### AVAILABLE DATA:
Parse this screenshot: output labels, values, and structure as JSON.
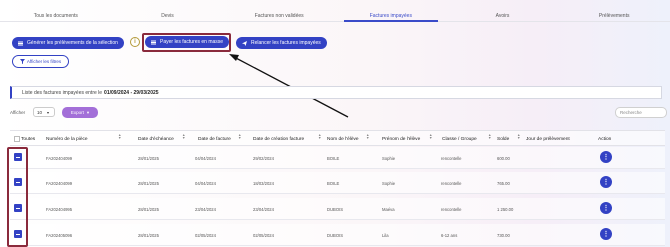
{
  "tabs": [
    "Tous les documents",
    "Devis",
    "Factures non validées",
    "Factures impayées",
    "Avoirs",
    "Prélèvements"
  ],
  "active_tab_index": 3,
  "actions": {
    "generate_label": "Générer les prélèvements de la sélection",
    "pay_label": "Payer les factures en masse",
    "remind_label": "Relancer les factures impayées",
    "filters_label": "Afficher les filtres",
    "info_glyph": "i"
  },
  "period": {
    "prefix": "Liste des factures impayées entre le",
    "range": "01/09/2024 - 29/03/2025"
  },
  "controls": {
    "show_label": "Afficher",
    "show_value": "10",
    "export_label": "Export",
    "search_placeholder": "Recherche"
  },
  "columns": [
    "Toutes",
    "Numéro de la pièce",
    "Date d'échéance",
    "Date de facture",
    "Date de création facture",
    "Nom de l'élève",
    "Prénom de l'élève",
    "Classe / Groupe",
    "Solde",
    "Jour de prélèvement",
    "Action"
  ],
  "rows": [
    {
      "piece": "FA202404099",
      "echeance": "28/01/2025",
      "facture": "04/04/2024",
      "creation": "29/02/2024",
      "nom": "BOILE",
      "prenom": "Sophie",
      "classe": "rencontelle",
      "solde": "600.00",
      "jour": ""
    },
    {
      "piece": "FA202404099",
      "echeance": "28/01/2025",
      "facture": "04/04/2024",
      "creation": "18/03/2024",
      "nom": "BOILE",
      "prenom": "Sophie",
      "classe": "rencontelle",
      "solde": "765.00",
      "jour": ""
    },
    {
      "piece": "FA202404995",
      "echeance": "28/01/2025",
      "facture": "23/04/2024",
      "creation": "23/04/2024",
      "nom": "DUBOIS",
      "prenom": "Maéva",
      "classe": "rencontelle",
      "solde": "1 250.00",
      "jour": ""
    },
    {
      "piece": "FA202405096",
      "echeance": "28/01/2025",
      "facture": "02/05/2024",
      "creation": "02/05/2024",
      "nom": "DUBOIS",
      "prenom": "Lila",
      "classe": "6-12 ans",
      "solde": "730.00",
      "jour": ""
    }
  ],
  "action_glyph": "⋮",
  "colors": {
    "primary": "#3342c4",
    "export": "#a36fd8",
    "annotation": "#8a2a3c"
  }
}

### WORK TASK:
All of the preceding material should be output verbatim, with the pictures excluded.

### ANSWER SECTION:
Parse this screenshot: output labels, values, and structure as JSON.
{
  "tabs": [
    "Tous les documents",
    "Devis",
    "Factures non validées",
    "Factures impayées",
    "Avoirs",
    "Prélèvements"
  ],
  "active_tab_index": 3,
  "actions": {
    "generate_label": "Générer les prélèvements de la sélection",
    "pay_label": "Payer les factures en masse",
    "remind_label": "Relancer les factures impayées",
    "filters_label": "Afficher les filtres",
    "info_glyph": "i"
  },
  "period": {
    "prefix": "Liste des factures impayées entre le",
    "range": "01/09/2024 - 29/03/2025"
  },
  "controls": {
    "show_label": "Afficher",
    "show_value": "10",
    "export_label": "Export",
    "search_placeholder": "Recherche"
  },
  "columns": [
    "Toutes",
    "Numéro de la pièce",
    "Date d'échéance",
    "Date de facture",
    "Date de création facture",
    "Nom de l'élève",
    "Prénom de l'élève",
    "Classe / Groupe",
    "Solde",
    "Jour de prélèvement",
    "Action"
  ],
  "rows": [
    {
      "piece": "FA202404099",
      "echeance": "28/01/2025",
      "facture": "04/04/2024",
      "creation": "29/02/2024",
      "nom": "BOILE",
      "prenom": "Sophie",
      "classe": "rencontelle",
      "solde": "600.00",
      "jour": ""
    },
    {
      "piece": "FA202404099",
      "echeance": "28/01/2025",
      "facture": "04/04/2024",
      "creation": "18/03/2024",
      "nom": "BOILE",
      "prenom": "Sophie",
      "classe": "rencontelle",
      "solde": "765.00",
      "jour": ""
    },
    {
      "piece": "FA202404995",
      "echeance": "28/01/2025",
      "facture": "23/04/2024",
      "creation": "23/04/2024",
      "nom": "DUBOIS",
      "prenom": "Maéva",
      "classe": "rencontelle",
      "solde": "1 250.00",
      "jour": ""
    },
    {
      "piece": "FA202405096",
      "echeance": "28/01/2025",
      "facture": "02/05/2024",
      "creation": "02/05/2024",
      "nom": "DUBOIS",
      "prenom": "Lila",
      "classe": "6-12 ans",
      "solde": "730.00",
      "jour": ""
    }
  ],
  "action_glyph": "⋮",
  "colors": {
    "primary": "#3342c4",
    "export": "#a36fd8",
    "annotation": "#8a2a3c"
  }
}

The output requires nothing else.